> _How to complete this task_:
Every single entry must be reproduced precisely.

(Data records)
┏━━

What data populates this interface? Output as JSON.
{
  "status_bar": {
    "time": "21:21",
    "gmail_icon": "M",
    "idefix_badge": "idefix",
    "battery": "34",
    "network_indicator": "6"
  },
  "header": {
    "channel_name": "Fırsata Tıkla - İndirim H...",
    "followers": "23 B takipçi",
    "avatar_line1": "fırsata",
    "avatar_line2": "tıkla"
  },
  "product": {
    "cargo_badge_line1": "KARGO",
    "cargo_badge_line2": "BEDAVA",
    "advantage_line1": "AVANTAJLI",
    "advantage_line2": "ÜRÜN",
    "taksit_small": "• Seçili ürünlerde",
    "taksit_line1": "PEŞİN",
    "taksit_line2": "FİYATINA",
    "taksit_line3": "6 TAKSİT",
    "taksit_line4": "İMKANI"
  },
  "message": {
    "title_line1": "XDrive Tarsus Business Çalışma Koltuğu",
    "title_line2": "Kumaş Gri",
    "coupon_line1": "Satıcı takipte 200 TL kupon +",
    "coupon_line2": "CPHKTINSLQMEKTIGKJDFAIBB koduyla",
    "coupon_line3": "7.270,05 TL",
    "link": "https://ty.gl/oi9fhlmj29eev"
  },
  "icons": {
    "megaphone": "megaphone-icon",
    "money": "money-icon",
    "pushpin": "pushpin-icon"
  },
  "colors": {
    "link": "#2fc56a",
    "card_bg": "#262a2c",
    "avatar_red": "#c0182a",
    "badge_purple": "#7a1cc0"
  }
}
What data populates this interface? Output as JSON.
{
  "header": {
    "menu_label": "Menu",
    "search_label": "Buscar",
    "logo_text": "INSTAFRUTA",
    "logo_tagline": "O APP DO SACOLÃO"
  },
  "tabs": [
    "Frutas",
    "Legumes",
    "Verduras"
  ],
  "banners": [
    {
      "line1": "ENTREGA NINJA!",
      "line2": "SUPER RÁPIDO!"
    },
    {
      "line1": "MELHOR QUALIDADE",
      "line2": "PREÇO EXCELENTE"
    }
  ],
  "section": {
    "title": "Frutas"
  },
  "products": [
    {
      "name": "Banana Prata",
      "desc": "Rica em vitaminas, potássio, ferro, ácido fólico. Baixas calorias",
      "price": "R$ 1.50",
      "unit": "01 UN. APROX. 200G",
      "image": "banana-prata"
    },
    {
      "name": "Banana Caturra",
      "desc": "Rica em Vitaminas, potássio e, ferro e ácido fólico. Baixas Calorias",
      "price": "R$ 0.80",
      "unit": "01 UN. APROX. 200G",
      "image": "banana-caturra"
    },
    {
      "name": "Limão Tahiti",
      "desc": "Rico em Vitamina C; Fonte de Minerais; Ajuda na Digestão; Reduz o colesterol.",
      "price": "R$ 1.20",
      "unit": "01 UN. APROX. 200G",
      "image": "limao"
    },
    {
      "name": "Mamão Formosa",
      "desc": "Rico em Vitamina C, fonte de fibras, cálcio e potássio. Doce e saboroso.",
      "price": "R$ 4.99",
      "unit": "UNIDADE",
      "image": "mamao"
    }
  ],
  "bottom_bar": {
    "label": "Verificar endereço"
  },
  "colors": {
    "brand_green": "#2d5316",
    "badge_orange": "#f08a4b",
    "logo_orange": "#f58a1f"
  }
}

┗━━

> _Answer to the problem_:
What data populates this interface? Output as JSON.
{
  "status_bar": {
    "time": "21:21",
    "gmail_icon": "M",
    "idefix_badge": "idefix",
    "battery": "34",
    "network_indicator": "6"
  },
  "header": {
    "channel_name": "Fırsata Tıkla - İndirim H...",
    "followers": "23 B takipçi",
    "avatar_line1": "fırsata",
    "avatar_line2": "tıkla"
  },
  "product": {
    "cargo_badge_line1": "KARGO",
    "cargo_badge_line2": "BEDAVA",
    "advantage_line1": "AVANTAJLI",
    "advantage_line2": "ÜRÜN",
    "taksit_small": "• Seçili ürünlerde",
    "taksit_line1": "PEŞİN",
    "taksit_line2": "FİYATINA",
    "taksit_line3": "6 TAKSİT",
    "taksit_line4": "İMKANI"
  },
  "message": {
    "title_line1": "XDrive Tarsus Business Çalışma Koltuğu",
    "title_line2": "Kumaş Gri",
    "coupon_line1": "Satıcı takipte 200 TL kupon +",
    "coupon_line2": "CPHKTINSLQMEKTIGKJDFAIBB koduyla",
    "coupon_line3": "7.270,05 TL",
    "link": "https://ty.gl/oi9fhlmj29eev"
  },
  "icons": {
    "megaphone": "megaphone-icon",
    "money": "money-icon",
    "pushpin": "pushpin-icon"
  },
  "colors": {
    "link": "#2fc56a",
    "card_bg": "#262a2c",
    "avatar_red": "#c0182a",
    "badge_purple": "#7a1cc0"
  }
}
What data populates this interface? Output as JSON.
{
  "header": {
    "menu_label": "Menu",
    "search_label": "Buscar",
    "logo_text": "INSTAFRUTA",
    "logo_tagline": "O APP DO SACOLÃO"
  },
  "tabs": [
    "Frutas",
    "Legumes",
    "Verduras"
  ],
  "banners": [
    {
      "line1": "ENTREGA NINJA!",
      "line2": "SUPER RÁPIDO!"
    },
    {
      "line1": "MELHOR QUALIDADE",
      "line2": "PREÇO EXCELENTE"
    }
  ],
  "section": {
    "title": "Frutas"
  },
  "products": [
    {
      "name": "Banana Prata",
      "desc": "Rica em vitaminas, potássio, ferro, ácido fólico. Baixas calorias",
      "price": "R$ 1.50",
      "unit": "01 UN. APROX. 200G",
      "image": "banana-prata"
    },
    {
      "name": "Banana Caturra",
      "desc": "Rica em Vitaminas, potássio e, ferro e ácido fólico. Baixas Calorias",
      "price": "R$ 0.80",
      "unit": "01 UN. APROX. 200G",
      "image": "banana-caturra"
    },
    {
      "name": "Limão Tahiti",
      "desc": "Rico em Vitamina C; Fonte de Minerais; Ajuda na Digestão; Reduz o colesterol.",
      "price": "R$ 1.20",
      "unit": "01 UN. APROX. 200G",
      "image": "limao"
    },
    {
      "name": "Mamão Formosa",
      "desc": "Rico em Vitamina C, fonte de fibras, cálcio e potássio. Doce e saboroso.",
      "price": "R$ 4.99",
      "unit": "UNIDADE",
      "image": "mamao"
    }
  ],
  "bottom_bar": {
    "label": "Verificar endereço"
  },
  "colors": {
    "brand_green": "#2d5316",
    "badge_orange": "#f08a4b",
    "logo_orange": "#f58a1f"
  }
}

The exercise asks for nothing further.